“I understand there are those who say that at times you have to turn to
a more powerful forcesuch as the army, but it seems to me that in the
long term that it is frankly dangerous.”
United Nations High Commissioner
Louise Arbour during February 2008 trip to Mexico

Soldiers are not trained for domestic law enforcement and should not take over policing roles, even in cases where police are tainted by corruption. Rather than perpetuate these human rights abuses, U.S. aid should support a shift away from the use of the military in carrying out counternarcotics activities.

Moreover, the Merida Initiative, if passed as presented by the administration, will further skew U.S. assistance to Latin America in the direction of security and counternarcotics assistance. Unlike aid to Africa, where HIV/AIDS programs have helped improve the United States’ reputation in the region, nearly half of U.S. aid to Latin America is security assistance. As the White House proposes this $550 million package for counternarcotics, it also proposes to reduce assistance for children’s health programs (Child Survival and Health programs) in the region. To be a better neighbor to Latin America, our nation must help to reduce poverty, support public health programs, and help refugees and people displaced by violence and natural disaster.

This is a historic opportunity to change the face of U.S. counternarcotics assistance to a more humane and effective approach. Congress should learn from past mistakes. We don’t need another billion dollar program that exacerbates the human rights situation and has little chance of long-term success in the face of a scourge of drug-related violence. Contact your member of Congress today and tell them to demilitarize the Merida Initiative and instead direct resources towards long-term solutions that promote human rights and address the root of the problem, namely drug treatment and prevention programs in the United States. For more talking points, click here.

Take Action!

1. Contact your member of Congress! To do this, call the U.S. Capitol Switchboard at 202-224-3121. Ask to be connected to your House or Senate member (if you’re unsure who it is, just give your state and zip code).

2. Key Members of Congress: We particularly urge folks who are constituents of the following members of Congress to call!

Senator Patrick Leahy (D-VT), Senate Appropriations Committee, Chair of the Foreign Operations Subcommittee

Senator Christopher Dodd (D-CT), Senate Committee on Foreign Relations, Chair of the Western Hemisphere Subcommittee

Senator Joseph Biden (D-DE), Chair of the Senate Foreign Relations Committee

Representative Nita Lowey (D-NY), House Committee on Appropriations, Chair of the Foreign Operations Subcommittee

Representative Elliot Engel (D-NY), House Foreign Affairs Committee, Chair of the Western Hemisphere Subcommittee

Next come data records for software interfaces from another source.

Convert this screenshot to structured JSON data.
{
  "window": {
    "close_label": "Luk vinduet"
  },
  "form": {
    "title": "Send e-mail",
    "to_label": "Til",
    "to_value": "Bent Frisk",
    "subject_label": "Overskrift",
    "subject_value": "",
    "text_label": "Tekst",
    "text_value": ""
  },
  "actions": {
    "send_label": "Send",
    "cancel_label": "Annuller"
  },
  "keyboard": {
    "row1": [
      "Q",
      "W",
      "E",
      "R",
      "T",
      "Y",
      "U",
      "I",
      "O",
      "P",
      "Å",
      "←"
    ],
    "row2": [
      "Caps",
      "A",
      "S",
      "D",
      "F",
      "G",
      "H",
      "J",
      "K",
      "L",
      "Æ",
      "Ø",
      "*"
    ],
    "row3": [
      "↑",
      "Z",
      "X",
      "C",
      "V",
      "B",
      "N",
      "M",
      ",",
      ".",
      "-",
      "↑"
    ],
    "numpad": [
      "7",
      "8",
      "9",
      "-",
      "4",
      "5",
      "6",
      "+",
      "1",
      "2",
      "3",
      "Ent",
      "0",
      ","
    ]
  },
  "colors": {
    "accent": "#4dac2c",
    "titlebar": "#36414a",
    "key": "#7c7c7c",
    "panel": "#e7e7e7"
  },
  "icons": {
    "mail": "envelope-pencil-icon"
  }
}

Representative Howard Berman (D-CA), Chair of the House Foreign Affairs Committee

 

With your help, we can encourage Congress to develop humane and sensible policies towards Mexico. Please consider making a call today.